An Educational Sandplover

During my aborted trip to the Hebei coast last week, one of the birds with which I enjoyed a close encounter was this juvenile sandplover.  The recovery from my appendectomy gave me some time to examine the photos and video to try to work out the identification.  I found this bird tricky.  It wasn’t particularly long-legged, the ‘bulge’ on the culmen wasn’t very pronounced (suggesting Lesser) but the overall gait – including the horizontal stance – suggested Greater.  I was confused.  So I sent this image to Dave Bakewell who has lots of experience with sandplovers and has written extensively about them on his excellent Dig Deep blog.

A juvenile Sandplover at Nanpu, Hebei Province, 2 August 2014.  But which species?
A juvenile Sandplover at Nanpu, Hebei Province, 2 August 2014. But which species?

His view is that this bird is a juvenile Greater.  Why?  This is what he said:

“Not surprised you are struggling with this one! I do find that leg colour is more reliable as a feature for juvs than adults. And, although the bill may not be fully grown (affecting the proportion of the swollen culmen), I do find the tip shape very helpful – slender and more pointed on GSP and blunter on LSP. By now you will know what I think it is! Despite the apparent dumpy, short-legged, round-headed shape, I think this is a very young juv GSP.”

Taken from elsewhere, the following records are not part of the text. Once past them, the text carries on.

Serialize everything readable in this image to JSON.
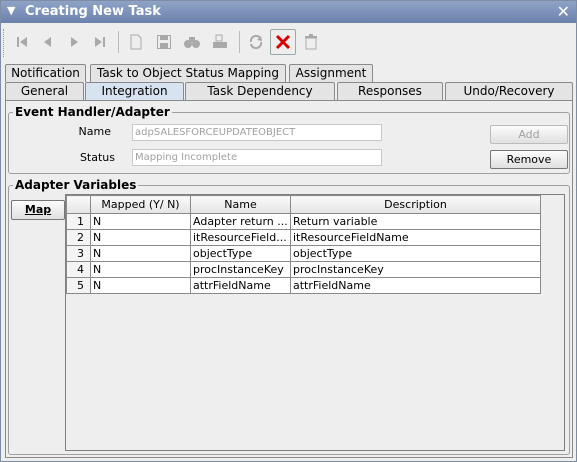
{
  "window": {
    "title": "Creating New Task"
  },
  "toolbar": {
    "buttons": [
      "first-icon",
      "previous-icon",
      "next-icon",
      "last-icon",
      "new-icon",
      "save-icon",
      "find-icon",
      "print-icon",
      "refresh-icon",
      "delete-icon",
      "trash-icon"
    ]
  },
  "tabs": {
    "row1": [
      "Notification",
      "Task to Object Status Mapping",
      "Assignment"
    ],
    "row2": [
      "General",
      "Integration",
      "Task Dependency",
      "Responses",
      "Undo/Recovery"
    ],
    "selected": "Integration"
  },
  "event_handler": {
    "legend": "Event Handler/Adapter",
    "name_label": "Name",
    "name_value": "adpSALESFORCEUPDATEOBJECT",
    "status_label": "Status",
    "status_value": "Mapping Incomplete",
    "add_label": "Add",
    "remove_label": "Remove"
  },
  "adapter_variables": {
    "legend": "Adapter Variables",
    "map_label": "Map",
    "columns": [
      "Mapped (Y/ N)",
      "Name",
      "Description"
    ],
    "rows": [
      {
        "num": "1",
        "mapped": "N",
        "name": "Adapter return ...",
        "description": "Return variable"
      },
      {
        "num": "2",
        "mapped": "N",
        "name": "itResourceField...",
        "description": "itResourceFieldName"
      },
      {
        "num": "3",
        "mapped": "N",
        "name": "objectType",
        "description": "objectType"
      },
      {
        "num": "4",
        "mapped": "N",
        "name": "procInstanceKey",
        "description": "procInstanceKey"
      },
      {
        "num": "5",
        "mapped": "N",
        "name": "attrFieldName",
        "description": "attrFieldName"
      }
    ]
  }
}
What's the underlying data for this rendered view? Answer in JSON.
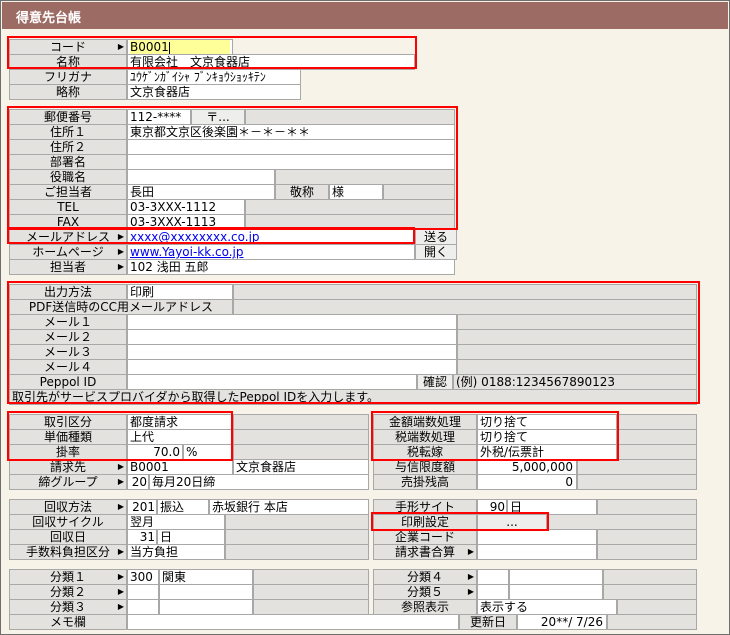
{
  "window": {
    "title": "得意先台帳"
  },
  "basic": {
    "code_label": "コード",
    "code_value": "B0001",
    "name_label": "名称",
    "name_value": "有限会社　文京食器店",
    "furigana_label": "フリガナ",
    "furigana_value": "ﾕｳｹﾞﾝｶﾞｲｼｬ ﾌﾞﾝｷｮｳｼｮｯｷﾃﾝ",
    "short_label": "略称",
    "short_value": "文京食器店"
  },
  "address": {
    "postal_label": "郵便番号",
    "postal_value": "112-****",
    "postal_button": "〒...",
    "addr1_label": "住所１",
    "addr1_value": "東京都文京区後楽園＊－＊－＊＊",
    "addr2_label": "住所２",
    "addr2_value": "",
    "dept_label": "部署名",
    "dept_value": "",
    "title_label": "役職名",
    "title_value": "",
    "contact_label": "ご担当者",
    "contact_value": "長田",
    "honorific_label": "敬称",
    "honorific_value": "様",
    "tel_label": "TEL",
    "tel_value": "03-3XXX-1112",
    "fax_label": "FAX",
    "fax_value": "03-3XXX-1113"
  },
  "contact": {
    "mail_label": "メールアドレス",
    "mail_value": "xxxx@xxxxxxxx.co.jp",
    "mail_button": "送る",
    "web_label": "ホームページ",
    "web_value": "www.Yayoi-kk.co.jp",
    "web_button": "開く",
    "staff_label": "担当者",
    "staff_value": "102 浅田 五郎"
  },
  "output": {
    "method_label": "出力方法",
    "method_value": "印刷",
    "cc_label": "PDF送信時のCC用メールアドレス",
    "mail1_label": "メール１",
    "mail2_label": "メール２",
    "mail3_label": "メール３",
    "mail4_label": "メール４",
    "peppol_label": "Peppol ID",
    "peppol_value": "",
    "confirm_label": "確認",
    "peppol_example": "(例) 0188:1234567890123",
    "peppol_note": "取引先がサービスプロバイダから取得したPeppol IDを入力します。"
  },
  "transaction": {
    "type_label": "取引区分",
    "type_value": "都度請求",
    "price_label": "単価種類",
    "price_value": "上代",
    "rate_label": "掛率",
    "rate_value": "70.0",
    "rate_unit": "%",
    "billto_label": "請求先",
    "billto_code": "B0001",
    "billto_name": "文京食器店",
    "closing_label": "締グループ",
    "closing_code": "20",
    "closing_value": "毎月20日締",
    "rounding_label": "金額端数処理",
    "rounding_value": "切り捨て",
    "tax_rounding_label": "税端数処理",
    "tax_rounding_value": "切り捨て",
    "tax_transfer_label": "税転嫁",
    "tax_transfer_value": "外税/伝票計",
    "credit_label": "与信限度額",
    "credit_value": "5,000,000",
    "ar_label": "売掛残高",
    "ar_value": "0"
  },
  "collection": {
    "method_label": "回収方法",
    "method_code": "201",
    "method_value": "振込",
    "bank_value": "赤坂銀行 本店",
    "cycle_label": "回収サイクル",
    "cycle_value": "翌月",
    "day_label": "回収日",
    "day_value": "31",
    "day_unit": "日",
    "fee_label": "手数料負担区分",
    "fee_value": "当方負担",
    "note_site_label": "手形サイト",
    "note_site_value": "90",
    "note_site_unit": "日",
    "print_label": "印刷設定",
    "print_button": "...",
    "company_code_label": "企業コード",
    "company_code_value": "",
    "invoice_label": "請求書合算",
    "invoice_value": ""
  },
  "classification": {
    "cat1_label": "分類１",
    "cat1_code": "300",
    "cat1_value": "関東",
    "cat2_label": "分類２",
    "cat3_label": "分類３",
    "cat4_label": "分類４",
    "cat5_label": "分類５",
    "ref_label": "参照表示",
    "ref_value": "表示する",
    "memo_label": "メモ欄",
    "memo_value": "",
    "updated_label": "更新日",
    "updated_value": "20**/ 7/26"
  }
}
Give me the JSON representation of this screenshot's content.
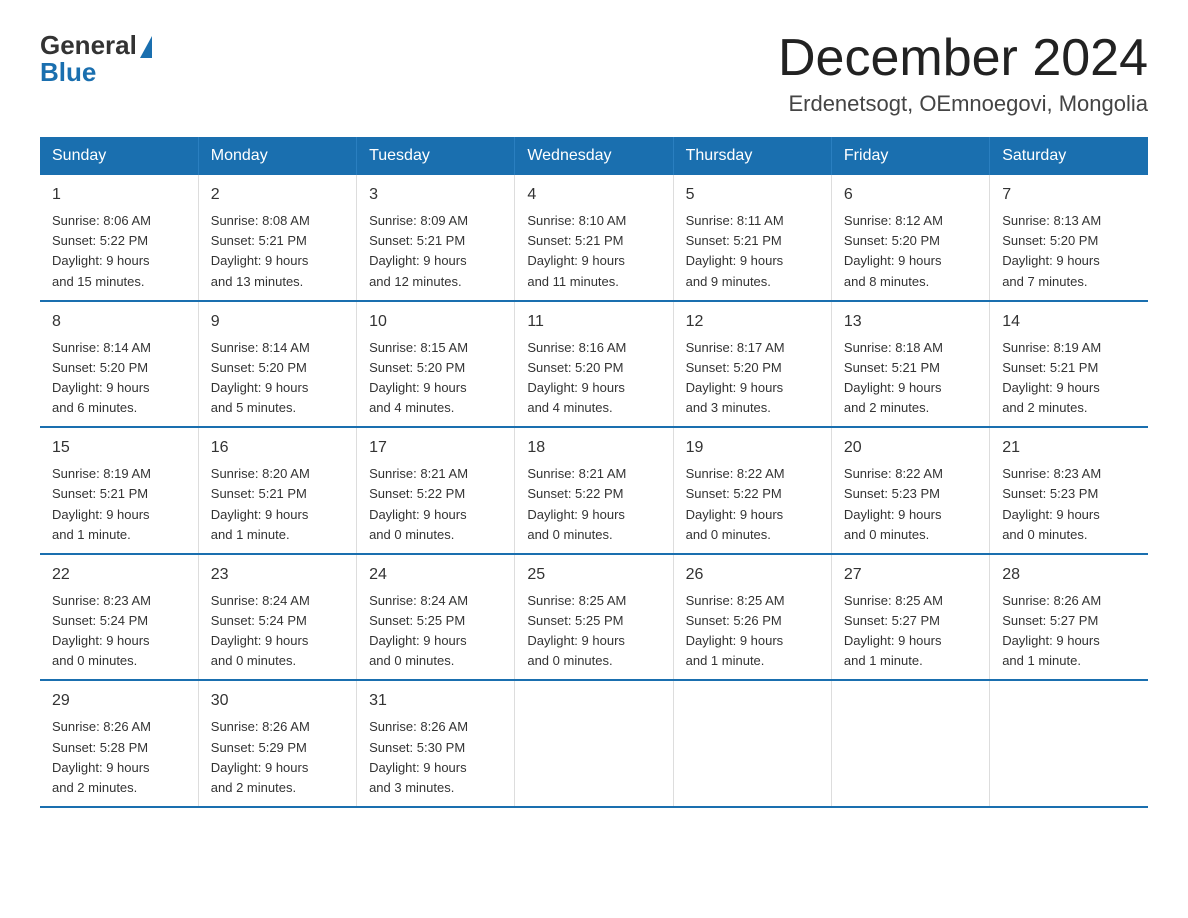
{
  "logo": {
    "general": "General",
    "blue": "Blue"
  },
  "title": "December 2024",
  "subtitle": "Erdenetsogt, OEmnoegovi, Mongolia",
  "days_header": [
    "Sunday",
    "Monday",
    "Tuesday",
    "Wednesday",
    "Thursday",
    "Friday",
    "Saturday"
  ],
  "weeks": [
    [
      {
        "day": "1",
        "sunrise": "8:06 AM",
        "sunset": "5:22 PM",
        "daylight": "9 hours and 15 minutes."
      },
      {
        "day": "2",
        "sunrise": "8:08 AM",
        "sunset": "5:21 PM",
        "daylight": "9 hours and 13 minutes."
      },
      {
        "day": "3",
        "sunrise": "8:09 AM",
        "sunset": "5:21 PM",
        "daylight": "9 hours and 12 minutes."
      },
      {
        "day": "4",
        "sunrise": "8:10 AM",
        "sunset": "5:21 PM",
        "daylight": "9 hours and 11 minutes."
      },
      {
        "day": "5",
        "sunrise": "8:11 AM",
        "sunset": "5:21 PM",
        "daylight": "9 hours and 9 minutes."
      },
      {
        "day": "6",
        "sunrise": "8:12 AM",
        "sunset": "5:20 PM",
        "daylight": "9 hours and 8 minutes."
      },
      {
        "day": "7",
        "sunrise": "8:13 AM",
        "sunset": "5:20 PM",
        "daylight": "9 hours and 7 minutes."
      }
    ],
    [
      {
        "day": "8",
        "sunrise": "8:14 AM",
        "sunset": "5:20 PM",
        "daylight": "9 hours and 6 minutes."
      },
      {
        "day": "9",
        "sunrise": "8:14 AM",
        "sunset": "5:20 PM",
        "daylight": "9 hours and 5 minutes."
      },
      {
        "day": "10",
        "sunrise": "8:15 AM",
        "sunset": "5:20 PM",
        "daylight": "9 hours and 4 minutes."
      },
      {
        "day": "11",
        "sunrise": "8:16 AM",
        "sunset": "5:20 PM",
        "daylight": "9 hours and 4 minutes."
      },
      {
        "day": "12",
        "sunrise": "8:17 AM",
        "sunset": "5:20 PM",
        "daylight": "9 hours and 3 minutes."
      },
      {
        "day": "13",
        "sunrise": "8:18 AM",
        "sunset": "5:21 PM",
        "daylight": "9 hours and 2 minutes."
      },
      {
        "day": "14",
        "sunrise": "8:19 AM",
        "sunset": "5:21 PM",
        "daylight": "9 hours and 2 minutes."
      }
    ],
    [
      {
        "day": "15",
        "sunrise": "8:19 AM",
        "sunset": "5:21 PM",
        "daylight": "9 hours and 1 minute."
      },
      {
        "day": "16",
        "sunrise": "8:20 AM",
        "sunset": "5:21 PM",
        "daylight": "9 hours and 1 minute."
      },
      {
        "day": "17",
        "sunrise": "8:21 AM",
        "sunset": "5:22 PM",
        "daylight": "9 hours and 0 minutes."
      },
      {
        "day": "18",
        "sunrise": "8:21 AM",
        "sunset": "5:22 PM",
        "daylight": "9 hours and 0 minutes."
      },
      {
        "day": "19",
        "sunrise": "8:22 AM",
        "sunset": "5:22 PM",
        "daylight": "9 hours and 0 minutes."
      },
      {
        "day": "20",
        "sunrise": "8:22 AM",
        "sunset": "5:23 PM",
        "daylight": "9 hours and 0 minutes."
      },
      {
        "day": "21",
        "sunrise": "8:23 AM",
        "sunset": "5:23 PM",
        "daylight": "9 hours and 0 minutes."
      }
    ],
    [
      {
        "day": "22",
        "sunrise": "8:23 AM",
        "sunset": "5:24 PM",
        "daylight": "9 hours and 0 minutes."
      },
      {
        "day": "23",
        "sunrise": "8:24 AM",
        "sunset": "5:24 PM",
        "daylight": "9 hours and 0 minutes."
      },
      {
        "day": "24",
        "sunrise": "8:24 AM",
        "sunset": "5:25 PM",
        "daylight": "9 hours and 0 minutes."
      },
      {
        "day": "25",
        "sunrise": "8:25 AM",
        "sunset": "5:25 PM",
        "daylight": "9 hours and 0 minutes."
      },
      {
        "day": "26",
        "sunrise": "8:25 AM",
        "sunset": "5:26 PM",
        "daylight": "9 hours and 1 minute."
      },
      {
        "day": "27",
        "sunrise": "8:25 AM",
        "sunset": "5:27 PM",
        "daylight": "9 hours and 1 minute."
      },
      {
        "day": "28",
        "sunrise": "8:26 AM",
        "sunset": "5:27 PM",
        "daylight": "9 hours and 1 minute."
      }
    ],
    [
      {
        "day": "29",
        "sunrise": "8:26 AM",
        "sunset": "5:28 PM",
        "daylight": "9 hours and 2 minutes."
      },
      {
        "day": "30",
        "sunrise": "8:26 AM",
        "sunset": "5:29 PM",
        "daylight": "9 hours and 2 minutes."
      },
      {
        "day": "31",
        "sunrise": "8:26 AM",
        "sunset": "5:30 PM",
        "daylight": "9 hours and 3 minutes."
      },
      null,
      null,
      null,
      null
    ]
  ],
  "labels": {
    "sunrise": "Sunrise:",
    "sunset": "Sunset:",
    "daylight": "Daylight:"
  }
}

Just when I thought I was getting to grips with sandplovers, I encounter a bird that makes me think again…  and that’s what makes birding such a brilliant hobby – always so much to learn!

Here is some video of the same bird, just edited from footage I took last week.

Please let me know what YOU think!

EDIT: Dave Bakewell kindly sent me a link to a similar-aged juvenile Lesser Sandplover (of the atrifons group).  You can see it here.  It’s a darker plumaged bird overall with noticeably darker legs, darker centres to the coverts and showing a subtly different bill shape.


A brief update on my trip to Rudong with Shanghai birders Zhang Lin and Tong Mienxu.  Fuller account to follow.  First, I have to blurt it out – I saw SPOON-BILLED SANDPIPER!!!  In fact, I had four sightings (2 on each day, involving at least 3 different individuals).  One was even self-found (a moulting adult still with some rufous on the throat).

Supporting cast of waders (there were probably around 7,000 waders on site) included 6 Nordmann’s Greenshanks, Common Greenshank, Redshank, Great Knot, Grey-tailed Tattler, Long-toed Stint, Far Eastern Curlew, Eurasian Curlew, Whimbrel, Greater and Lesser Sand Plover, Red-necked Stint, Black- and Bar-tailed Godwit, Oystercatcher (quite scarce), Kentish Plover, Dunlin, Sanderling, Broad-billed Sandpiper, Sharp-tailed Sandpiper and Turnstone.  Other highlights were many and included an adult male Pied Harrier (a stonking bird!), Northern Hawk Cuckoo, Reed Parrotbill, Pechora Pipit, etc etc.

No photos of Spooners (they were all seen at middle distance and, to be honest, I just enjoyed the sighting without trying to juggle camera and scope), but I have a few photos of some of the other birds (Asian Brown Flycatcher, Eastern Crowned Warbler, Reed Parrotbill etc) which I will post shortly.

More soon….